Report every line of the material that contains the string "JSON".

★ ★ ★ ★

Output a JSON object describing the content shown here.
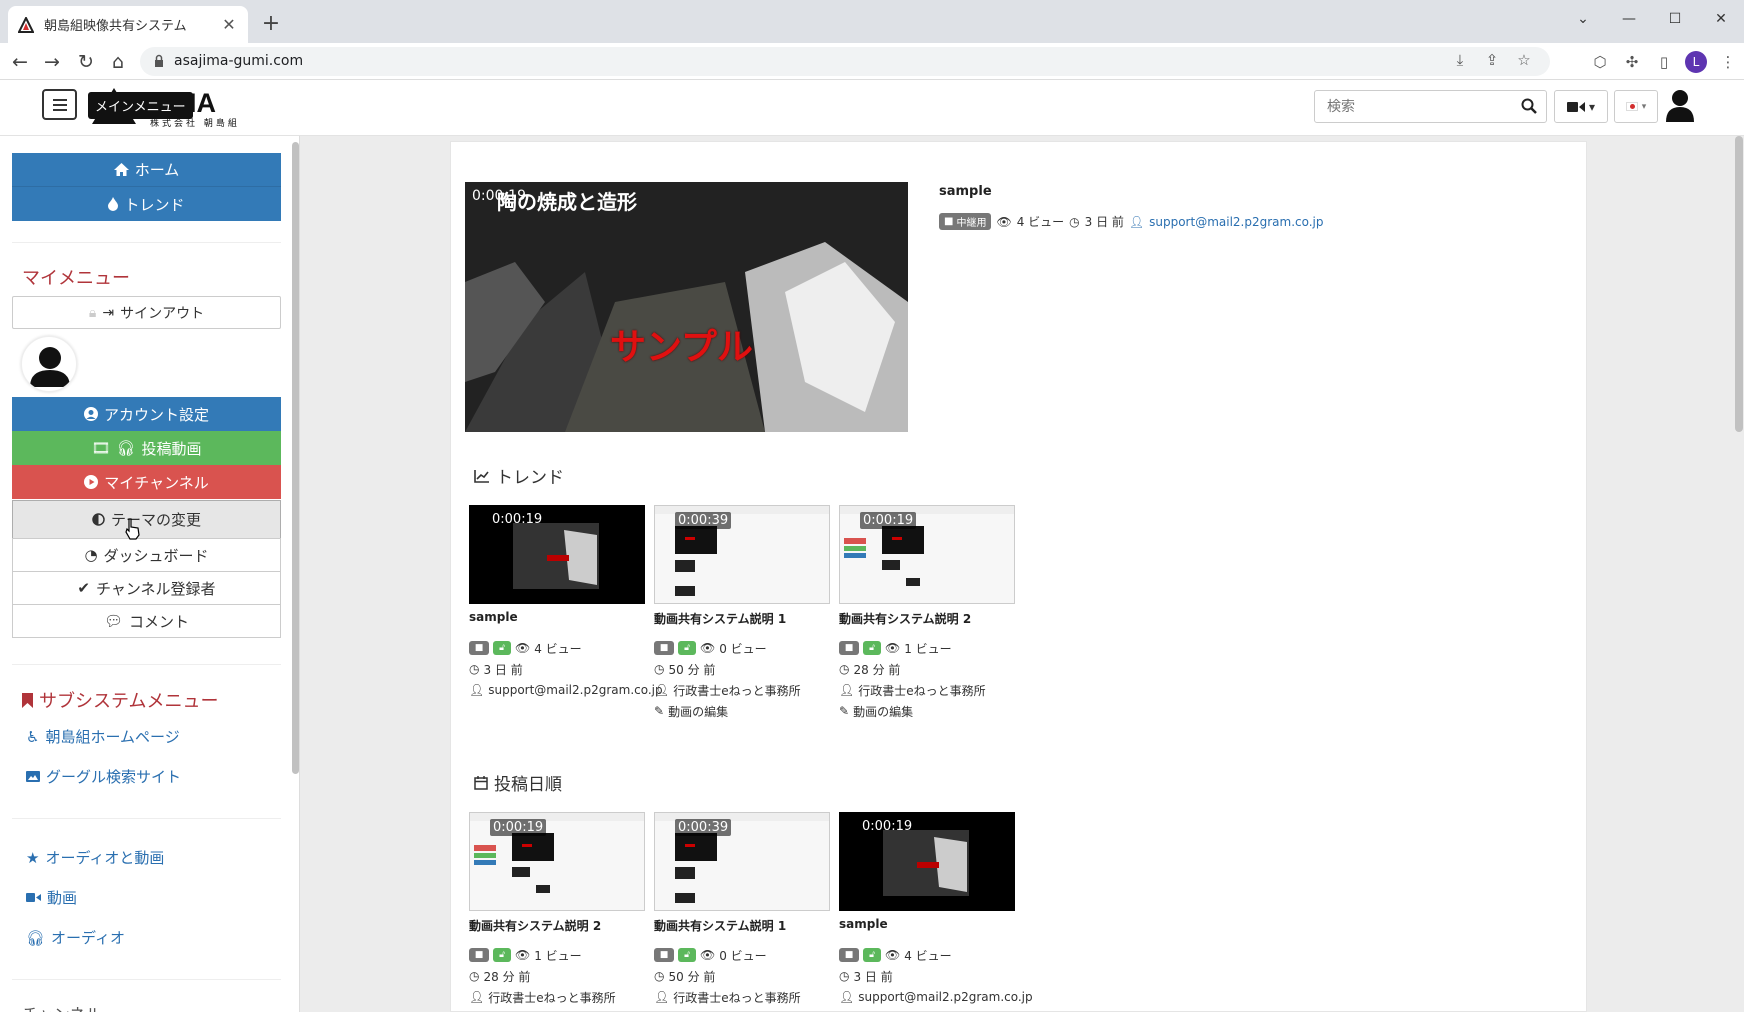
{
  "browser": {
    "tab_title": "朝島組映像共有システム",
    "url": "asajima-gumi.com",
    "profile_initial": "L"
  },
  "header": {
    "brand": "AJIMA",
    "brand_sub": "株式会社 朝島組",
    "tooltip": "メインメニュー",
    "search_placeholder": "検索"
  },
  "sidebar": {
    "home": "ホーム",
    "trend": "トレンド",
    "my_menu_title": "マイメニュー",
    "signout": "サインアウト",
    "account_settings": "アカウント設定",
    "posted_videos": "投稿動画",
    "my_channel": "マイチャンネル",
    "theme_change": "テーマの変更",
    "dashboard": "ダッシュボード",
    "channel_subscribers": "チャンネル登録者",
    "comments": "コメント",
    "subsystem_title": "サブシステムメニュー",
    "asajima_homepage": "朝島組ホームページ",
    "google_search": "グーグル検索サイト",
    "audio_and_video": "オーディオと動画",
    "video": "動画",
    "audio": "オーディオ",
    "channel_partial": "チャンネル"
  },
  "featured": {
    "duration": "0:00:19",
    "caption": "陶の焼成と造形",
    "overlay": "サンプル",
    "title": "sample",
    "badge": "中継用",
    "views": "4 ビュー",
    "time": "3 日 前",
    "author": "support@mail2.p2gram.co.jp"
  },
  "trend": {
    "heading": "トレンド",
    "cards": [
      {
        "duration": "0:00:19",
        "title": "sample",
        "views": "4 ビュー",
        "time": "3 日 前",
        "author": "support@mail2.p2gram.co.jp",
        "edit": ""
      },
      {
        "duration": "0:00:39",
        "title": "動画共有システム説明 1",
        "views": "0 ビュー",
        "time": "50 分 前",
        "author": "行政書士eねっと事務所",
        "edit": "動画の編集"
      },
      {
        "duration": "0:00:19",
        "title": "動画共有システム説明 2",
        "views": "1 ビュー",
        "time": "28 分 前",
        "author": "行政書士eねっと事務所",
        "edit": "動画の編集"
      }
    ]
  },
  "by_date": {
    "heading": "投稿日順",
    "cards": [
      {
        "duration": "0:00:19",
        "title": "動画共有システム説明 2",
        "views": "1 ビュー",
        "time": "28 分 前",
        "author": "行政書士eねっと事務所"
      },
      {
        "duration": "0:00:39",
        "title": "動画共有システム説明 1",
        "views": "0 ビュー",
        "time": "50 分 前",
        "author": "行政書士eねっと事務所"
      },
      {
        "duration": "0:00:19",
        "title": "sample",
        "views": "4 ビュー",
        "time": "3 日 前",
        "author": "support@mail2.p2gram.co.jp"
      }
    ]
  },
  "colors": {
    "primary": "#337ab7",
    "success": "#5cb85c",
    "danger": "#d9534f",
    "accent_red": "#b0343a",
    "link": "#2a6fb0"
  }
}
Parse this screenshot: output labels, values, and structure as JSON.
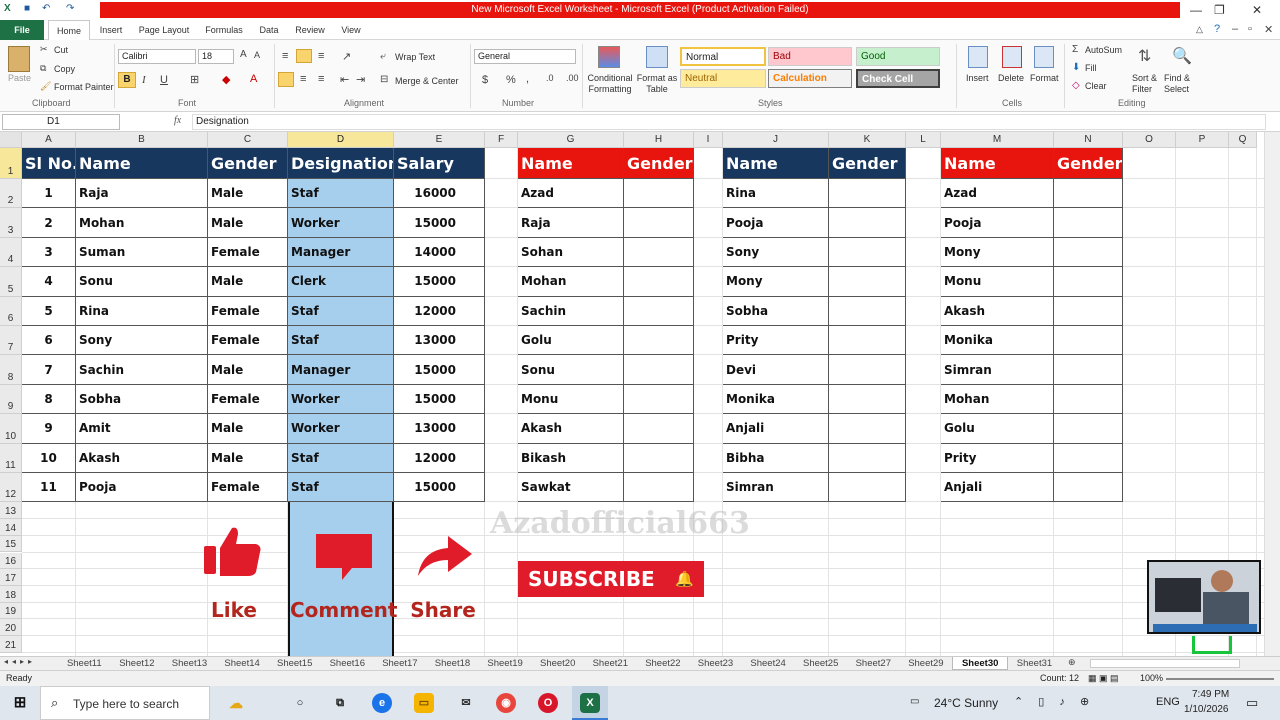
{
  "titlebar": {
    "title": "New Microsoft Excel Worksheet - Microsoft Excel (Product Activation Failed)"
  },
  "tabs": [
    "File",
    "Home",
    "Insert",
    "Page Layout",
    "Formulas",
    "Data",
    "Review",
    "View"
  ],
  "ribbon": {
    "clipboard": {
      "paste": "Paste",
      "cut": "Cut",
      "copy": "Copy",
      "format_painter": "Format Painter",
      "label": "Clipboard"
    },
    "font": {
      "name": "Calibri",
      "size": "18",
      "label": "Font",
      "bold": "B",
      "italic": "I",
      "underline": "U"
    },
    "alignment": {
      "wrap": "Wrap Text",
      "merge": "Merge & Center",
      "label": "Alignment"
    },
    "number": {
      "format": "General",
      "currency": "$",
      "percent": "%",
      "comma": ",",
      "label": "Number"
    },
    "styles": {
      "cond": "Conditional Formatting",
      "table": "Format as Table",
      "normal": "Normal",
      "bad": "Bad",
      "good": "Good",
      "neutral": "Neutral",
      "calculation": "Calculation",
      "check": "Check Cell",
      "label": "Styles"
    },
    "cells": {
      "insert": "Insert",
      "delete": "Delete",
      "format": "Format",
      "label": "Cells"
    },
    "editing": {
      "autosum": "AutoSum",
      "fill": "Fill",
      "clear": "Clear",
      "sort": "Sort & Filter",
      "find": "Find & Select",
      "label": "Editing"
    }
  },
  "formula_bar": {
    "name_box": "D1",
    "fx": "fx",
    "value": "Designation"
  },
  "columns": [
    "A",
    "B",
    "C",
    "D",
    "E",
    "F",
    "G",
    "H",
    "I",
    "J",
    "K",
    "L",
    "M",
    "N",
    "O",
    "P",
    "Q"
  ],
  "rows": [
    "1",
    "2",
    "3",
    "4",
    "5",
    "6",
    "7",
    "8",
    "9",
    "10",
    "11",
    "12",
    "13",
    "14",
    "15",
    "16",
    "17",
    "18",
    "19",
    "20",
    "21"
  ],
  "table_main": {
    "headers": [
      "Sl No.",
      "Name",
      "Gender",
      "Designation",
      "Salary"
    ],
    "rows": [
      [
        "1",
        "Raja",
        "Male",
        "Staf",
        "16000"
      ],
      [
        "2",
        "Mohan",
        "Male",
        "Worker",
        "15000"
      ],
      [
        "3",
        "Suman",
        "Female",
        "Manager",
        "14000"
      ],
      [
        "4",
        "Sonu",
        "Male",
        "Clerk",
        "15000"
      ],
      [
        "5",
        "Rina",
        "Female",
        "Staf",
        "12000"
      ],
      [
        "6",
        "Sony",
        "Female",
        "Staf",
        "13000"
      ],
      [
        "7",
        "Sachin",
        "Male",
        "Manager",
        "15000"
      ],
      [
        "8",
        "Sobha",
        "Female",
        "Worker",
        "15000"
      ],
      [
        "9",
        "Amit",
        "Male",
        "Worker",
        "13000"
      ],
      [
        "10",
        "Akash",
        "Male",
        "Staf",
        "12000"
      ],
      [
        "11",
        "Pooja",
        "Female",
        "Staf",
        "15000"
      ]
    ]
  },
  "table_g": {
    "headers": [
      "Name",
      "Gender"
    ],
    "names": [
      "Azad",
      "Raja",
      "Sohan",
      "Mohan",
      "Sachin",
      "Golu",
      "Sonu",
      "Monu",
      "Akash",
      "Bikash",
      "Sawkat"
    ]
  },
  "table_j": {
    "headers": [
      "Name",
      "Gender"
    ],
    "names": [
      "Rina",
      "Pooja",
      "Sony",
      "Mony",
      "Sobha",
      "Prity",
      "Devi",
      "Monika",
      "Anjali",
      "Bibha",
      "Simran"
    ]
  },
  "table_m": {
    "headers": [
      "Name",
      "Gender"
    ],
    "names": [
      "Azad",
      "Pooja",
      "Mony",
      "Monu",
      "Akash",
      "Monika",
      "Simran",
      "Mohan",
      "Golu",
      "Prity",
      "Anjali"
    ]
  },
  "overlay": {
    "like": "Like",
    "comment": "Comment",
    "share": "Share",
    "subscribe": "SUBSCRIBE",
    "watermark": "Azadofficial663"
  },
  "sheet_tabs": [
    "Sheet11",
    "Sheet12",
    "Sheet13",
    "Sheet14",
    "Sheet15",
    "Sheet16",
    "Sheet17",
    "Sheet18",
    "Sheet19",
    "Sheet20",
    "Sheet21",
    "Sheet22",
    "Sheet23",
    "Sheet24",
    "Sheet25",
    "Sheet27",
    "Sheet29",
    "Sheet30",
    "Sheet31"
  ],
  "active_sheet": "Sheet30",
  "status": {
    "ready": "Ready",
    "count": "Count: 12",
    "zoom": "100%"
  },
  "taskbar": {
    "search": "Type here to search",
    "weather": "24°C  Sunny",
    "lang": "ENG",
    "time": "7:49 PM",
    "date": "1/10/2026"
  },
  "colors": {
    "navy": "#17375e",
    "red": "#e8150e",
    "selection": "#a6cfee",
    "excel_green": "#1e7145"
  }
}
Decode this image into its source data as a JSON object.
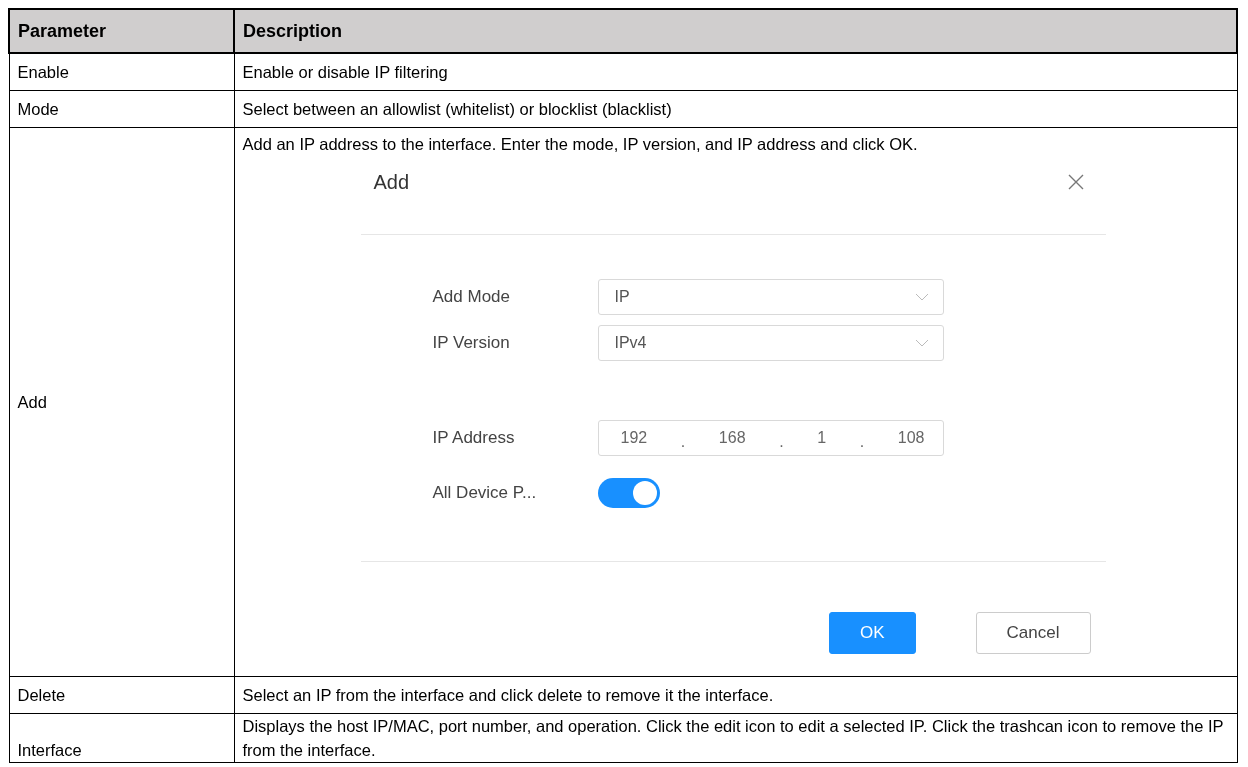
{
  "table": {
    "columns": [
      "Parameter",
      "Description"
    ],
    "rows": [
      {
        "parameter": "Enable",
        "description": "Enable or disable IP filtering"
      },
      {
        "parameter": "Mode",
        "description": "Select between an allowlist (whitelist) or blocklist (blacklist)"
      },
      {
        "parameter": "Add",
        "description": "Add an IP address to the interface. Enter the mode, IP version, and IP address and click OK.",
        "dialog": {
          "title": "Add",
          "fields": [
            {
              "kind": "select",
              "label": "Add Mode",
              "value": "IP"
            },
            {
              "kind": "select",
              "label": "IP Version",
              "value": "IPv4"
            },
            {
              "kind": "ip",
              "label": "IP Address",
              "octets": [
                "192",
                "168",
                "1",
                "108"
              ],
              "separator": "."
            },
            {
              "kind": "toggle",
              "label": "All Device P...",
              "on": true
            }
          ],
          "buttons": [
            {
              "label": "OK",
              "primary": true
            },
            {
              "label": "Cancel",
              "primary": false
            }
          ]
        }
      },
      {
        "parameter": "Delete",
        "description": "Select an IP from the interface and click delete to remove it the interface."
      },
      {
        "parameter": "Interface",
        "description": "Displays the host IP/MAC, port number, and operation. Click the edit icon to edit a selected IP. Click the trashcan icon to remove the IP from the interface."
      }
    ]
  }
}
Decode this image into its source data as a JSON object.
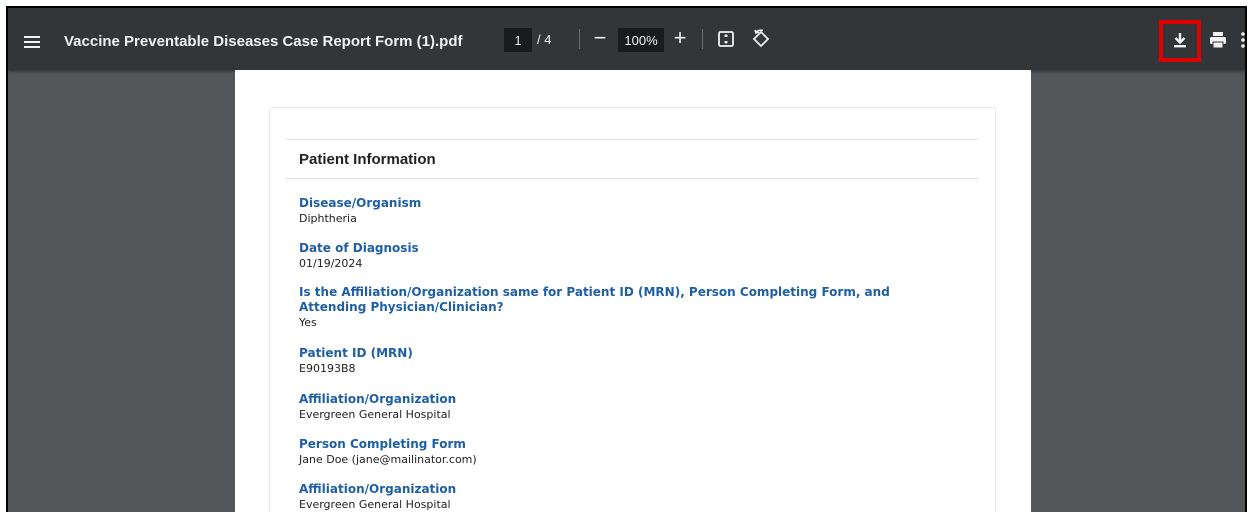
{
  "toolbar": {
    "title": "Vaccine Preventable Diseases Case Report Form (1).pdf",
    "page_current": "1",
    "page_separator": "/ 4",
    "zoom": "100%",
    "zoom_out_symbol": "−",
    "zoom_in_symbol": "+",
    "icons": [
      "menu-icon",
      "fit-page-icon",
      "rotate-icon",
      "download-icon",
      "print-icon",
      "more-vert-icon"
    ],
    "highlight_color": "#e00000"
  },
  "document": {
    "section_title": "Patient Information",
    "fields": [
      {
        "label": "Disease/Organism",
        "value": "Diphtheria"
      },
      {
        "label": "Date of Diagnosis",
        "value": "01/19/2024"
      },
      {
        "label": "Is the Affiliation/Organization same for Patient ID (MRN), Person Completing Form, and Attending Physician/Clinician?",
        "value": "Yes"
      },
      {
        "label": "Patient ID (MRN)",
        "value": "E90193B8"
      },
      {
        "label": "Affiliation/Organization",
        "value": "Evergreen General Hospital"
      },
      {
        "label": "Person Completing Form",
        "value": "Jane Doe (jane@mailinator.com)"
      },
      {
        "label": "Affiliation/Organization",
        "value": "Evergreen General Hospital"
      }
    ]
  },
  "colors": {
    "viewer_bg": "#525659",
    "toolbar_bg": "#323639",
    "label_blue": "#1f5fa5"
  }
}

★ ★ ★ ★

:: Completed exercise ::
Output a JSON object describing the content shown here.
Parse this screenshot: output labels, values, and structure as JSON.
Decode this image into its source data as a JSON object.
Decode this image into its source data as a JSON object.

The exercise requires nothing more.